“Vietnam,” I told him, jerking my dogtags out from under my shirt. No, I’m not proud of having served in one of the worst and most pointless wars of all times, but…well, if nothing else, having proof I was a veteran sometimes allayed suspicions about my sexuality. The early 1980s were not really a time when it was good to have it known you were gay. “Don’t remember seeing you there,” I added, just to stick in the only knife I had.
“Considering there was no reason for the United States to get involved in that waste of human life, I don’t think you should sound so proud of it,” Gordon chuckled. “Now, if you don’t mind, I have work to do.”
“You son of a — ” I started, but Julia tugged on my arm, pulling me towards the door. “Come on, Ashley. It’s okay,” she said, with her usual naïveté. “He said he’s not really trying to shut our departments down.”
I tried to argue with her about that, but between her and Gordon, the deck was stacked against me, and eventually I had to just give up.
Once Julia and I were alone in the hall, she looked at me curiously. “Why did you learn French in Vietnam?” she asked. “Was there a lone Frenchman who stayed behind that you were…seeing?” she added, in a conspiratorial whisper.
I sighed. “Something like that,” I admitted. It wasn’t quite that simple, but…well, the less you know about that, the better.
For some reason, that answer thrilled Julia, and so she was in high spirits as we headed back to the building where both our departments had their offices. She began prattling about how great she expected the semester to be, how wonderful her students seemed to be, and — of course — how handsome Gordon was. Honestly, I don’t think he was all that good-looking.
Given that I was still ticked off by the conversation with Gordon, Julia’s extreme cheer was not helpful. In fact, it made me want to punch her in the face. Of course, I didn’t do that — I’ve never hit a woman without genuine provocation! — but it did make my mood become worse and worse and worse.
The killing stroke was after we parted ways, though. The English department had its offices on the third floor of the Faculty Building, while languages were on the fifth floor. (History got the fourth floor.) The building had a spiral staircase at the center, which let out into atrium-like reception offices, where the coffee machine, copier, and other shared resources were, including — obviously — the reception desk, where a departmental secretary answered phones and took messages.
As I came up the stairs, the secretary smiled at me. “Oh, Dr. Pendleton! You just missed him!”
“What? Did Paddy come to see me?” I asked. Hey, I was hoping my day was going to get better! Can you blame me for that?
She laughed at that. Sometimes I think she already knew where I stood. “No, but he did call. I was just about to take the message to your office.”
The fact that the message was not simply a request for me to call him — which she never bothered writing down, and just relayed in person — did not encourage me to think it was good news. I accepted the message from her, but waited until I was back in my office to read it. I wanted the comforting space, just in case.

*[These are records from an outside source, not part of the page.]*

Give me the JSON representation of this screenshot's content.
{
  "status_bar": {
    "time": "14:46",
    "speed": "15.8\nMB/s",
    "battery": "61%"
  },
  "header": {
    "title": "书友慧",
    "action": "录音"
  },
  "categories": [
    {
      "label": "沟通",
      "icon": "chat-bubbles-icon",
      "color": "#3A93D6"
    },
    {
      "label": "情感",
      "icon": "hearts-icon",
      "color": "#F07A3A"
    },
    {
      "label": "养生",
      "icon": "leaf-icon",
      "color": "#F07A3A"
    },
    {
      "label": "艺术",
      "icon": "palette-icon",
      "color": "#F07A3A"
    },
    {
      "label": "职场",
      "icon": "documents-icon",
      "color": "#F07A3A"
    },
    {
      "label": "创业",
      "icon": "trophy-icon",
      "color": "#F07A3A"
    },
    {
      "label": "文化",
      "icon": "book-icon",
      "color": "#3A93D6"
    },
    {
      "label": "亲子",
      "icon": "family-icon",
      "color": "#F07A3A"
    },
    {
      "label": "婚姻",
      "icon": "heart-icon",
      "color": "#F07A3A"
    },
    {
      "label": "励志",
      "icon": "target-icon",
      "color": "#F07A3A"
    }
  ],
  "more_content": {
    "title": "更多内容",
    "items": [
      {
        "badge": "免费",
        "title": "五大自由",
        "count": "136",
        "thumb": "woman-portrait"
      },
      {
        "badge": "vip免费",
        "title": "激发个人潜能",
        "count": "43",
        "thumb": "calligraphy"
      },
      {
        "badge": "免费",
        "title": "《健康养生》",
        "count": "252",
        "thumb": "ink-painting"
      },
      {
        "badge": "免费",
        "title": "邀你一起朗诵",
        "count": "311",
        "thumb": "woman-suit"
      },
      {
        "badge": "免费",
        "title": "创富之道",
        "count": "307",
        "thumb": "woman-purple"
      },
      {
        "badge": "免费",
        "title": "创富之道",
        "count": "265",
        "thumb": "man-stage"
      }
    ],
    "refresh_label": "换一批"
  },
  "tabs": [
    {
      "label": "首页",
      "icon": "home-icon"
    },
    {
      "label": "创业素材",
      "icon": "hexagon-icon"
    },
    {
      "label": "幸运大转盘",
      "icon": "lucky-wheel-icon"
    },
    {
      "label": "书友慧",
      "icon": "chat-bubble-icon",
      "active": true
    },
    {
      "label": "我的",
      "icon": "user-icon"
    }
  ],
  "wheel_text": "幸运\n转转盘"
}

My office was mostly overflowing with books, like any other professor’s office, but I also had some posters up — partially as a joke, my mother had given me a poster for Jason and the Argonauts, so that was up in the office there — and a few replicas of ancient Greek pottery, bronze work and statuary. If you’re going to get bad news, make sure to surround yourself with things you love, right?
The message was, of course, bad news. It said “Dinner’s off tonight. My boss is taking everyone out for drinks. I can’t miss this opportunity if I ever want a promotion.”
Since I had forgotten to close the door, I did my best to swear in Greek, Latin and German instead of English. Just in case there were students in the hall.
This WIP totally needs a name…
…but I’m probably going to keep posting excerpts to keep my focus on it. Or rather to try and force my focus away from that potential fanfic that’s trying to take over my brain…